The past few years when the Modified Tri-Track Series has hosted races at Monadnock Speedway, one name that tends to pop up is that of Ben Byrne. The Deerfield, Massachusetts racer often challenging the major drivers of the Northeast with their Open-rules engines, with his No. 6 Modified and its NHSTRA-rules crate engine.
When the NHSTRA Modifieds were announced to be showcased in 2022 in the new Whitcomb 5 Series at the four New Hampshire Short Track Racing Association venues, many expected Byrne to be a winner and therefore title contender; and that’s exactly what he did, albeit up the road from Monadnock at Claremont Motorsports Park in the second of the three races run on the five-race schedule.
Byrne’s June win at Claremont, along with Todd Patnode’s in April at Monadnock, and Sam Rameau’s last time out at Lee USA Speedway, has locked all three into contention for the Whitcomb 5 championship which will be decided at Monadnock in September. They will be in a group of five drivers who will race within the season-finale race in a NASCAR finale-style showdown.
Before then is race number four at Hudson Speedway this Sunday, August 14. Should a fourth different winner take the day, the fifth driver in will clamber into the title fight on points earned over the first four races. But, a repeat winner would mean two drivers having to get in by the skin of their teeth on points instead.
Naturally, Byrne wants to be the first to repeat. But, he knows that a lot of work is ahead for the No. 6 camp. Hudson is not a part of his stomping grounds, but it is a trip east that he is excited about, especially with the improved state Hudson has shown the past few years under the ownership of Ben Bosowski.
“Looking forward to getting out there, we’ve only run there twice now since they started the NHSTRA races. It’ll be a bit of a challenge getting the suspension sorted out, but it’s a fun little track, and I like it. They’re doing a helluva a job over there, it’s seeing better days now with all the improvements they’ve made. Same with all the NHSTRA tracks, putting money and time into them,” Byrne told Racing America.
Other than being another rough and tough quarter-mile oval, Hudson and Byrne’s home track of Monadnock don’t have much in common. Adjusting will be critical, not just to the track, but the 125-lap distance that he is still getting accustomed to.
“Setup is the biggest challenge. The rhythm is all right and I think we can the groove and all that stuff sorted out. I just need a car underneath me that can go 125 laps without burning the rear tires off.”
The year 2022 for Byrne has been one most weekly Modified drivers would be happy with. In addition to the Claremont Whitcomb 5 triumph, the No. 6 has made it to Monadnock victory lane three times so far, with Byrne in a dead heat with fellow Bay State native Tyler Leary in the track point standings. A tried and true racer, Byrne knows that things could be better.

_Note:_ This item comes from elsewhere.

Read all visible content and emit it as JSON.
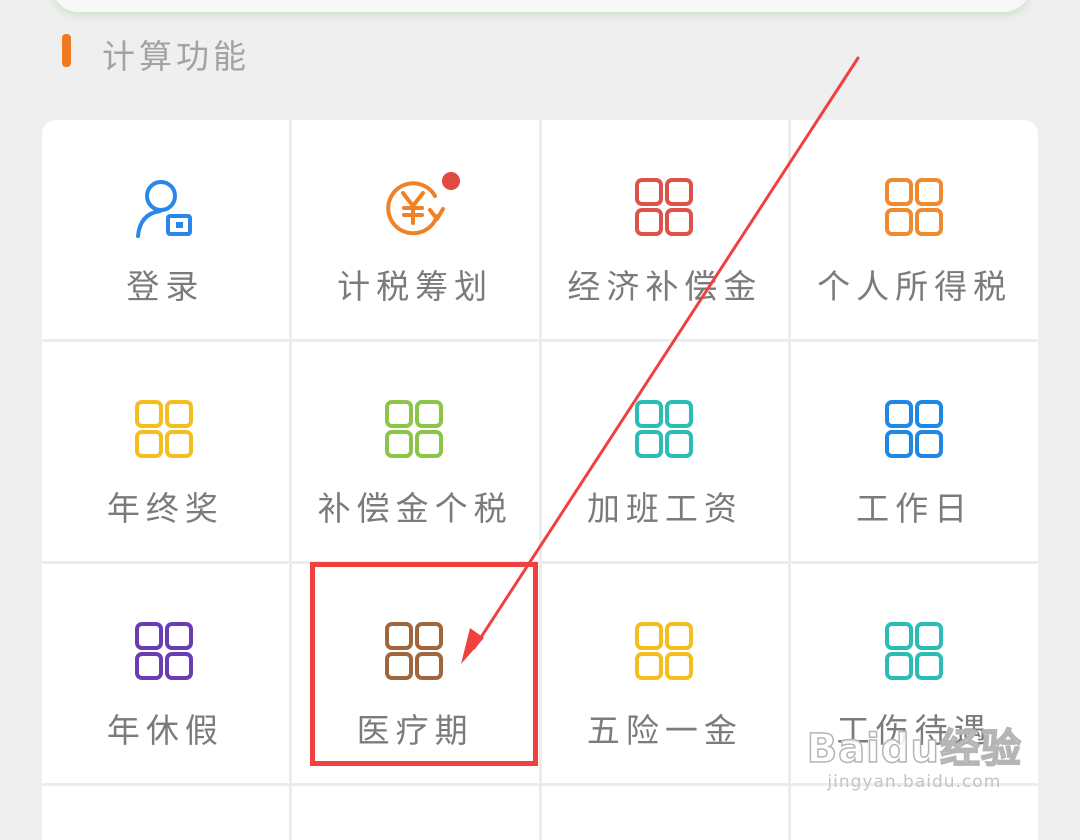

“We’ll take it, better than getting poked in the eye with a sharp stick for sure. We’ve actually struggled a little bit this year trying to get the car to rotate. I don’t know if it’s me, the tires, or something else. I know people have been complaining about the same thing. But, still not as quick as I’d like to see the car, but with four wins at two tracks, it’s hard to complain too much.”
While the inaugural Whitcomb 5 Series still has two races and championship to be settled, Byrne has been very impressed for what the series spearheaded by promoter Gregg Whitcomb and longtime motorsports announcer Jack Arute has provided for the NHSTRA Modified racers. Big purses, longer races, and more exposure.
“It’s been great, it’s helped to put a spotlight on more of the local drivers who can’t do the big tour shows with the guys who spend the big money. They’re doing a helluva job, the money is good, the format is fun; but it makes it challenging with having a change tire strategy-wise over 125 laps than just showing up and going all out for 40 laps.”
With the final showdown not scheduled until September, Byrne is looking forward to racing at Hudson with eyes out the windshield and not in the mirror. The goal being to learn, have fun, and go for a trophy should an opportunity present itself.
“We went to Lee to just have some fun and learn what we can, that’s another track we haven’t run a whole bunch. It’s nice to go to a big race and not have any stress, where we finished is where we finished. Wanted to bring the car home in one piece and we did just that.”
It will also be a last chance to race against his fellow compeititors before things get serious for him.
“The guys that have won so far are no slouches; Todd’s a shoe, Sammy’s a shoe. Brian Robie is looking good to get in on points. Matt Kimball you can’t count out. Leary’s having a helluva year at Monadnock. Geoff Rollins is tough at Hudson. There’s a bunch of guys that any given race can pull off a surprise win. I’m honored to be in that group of guys that everyone has about.”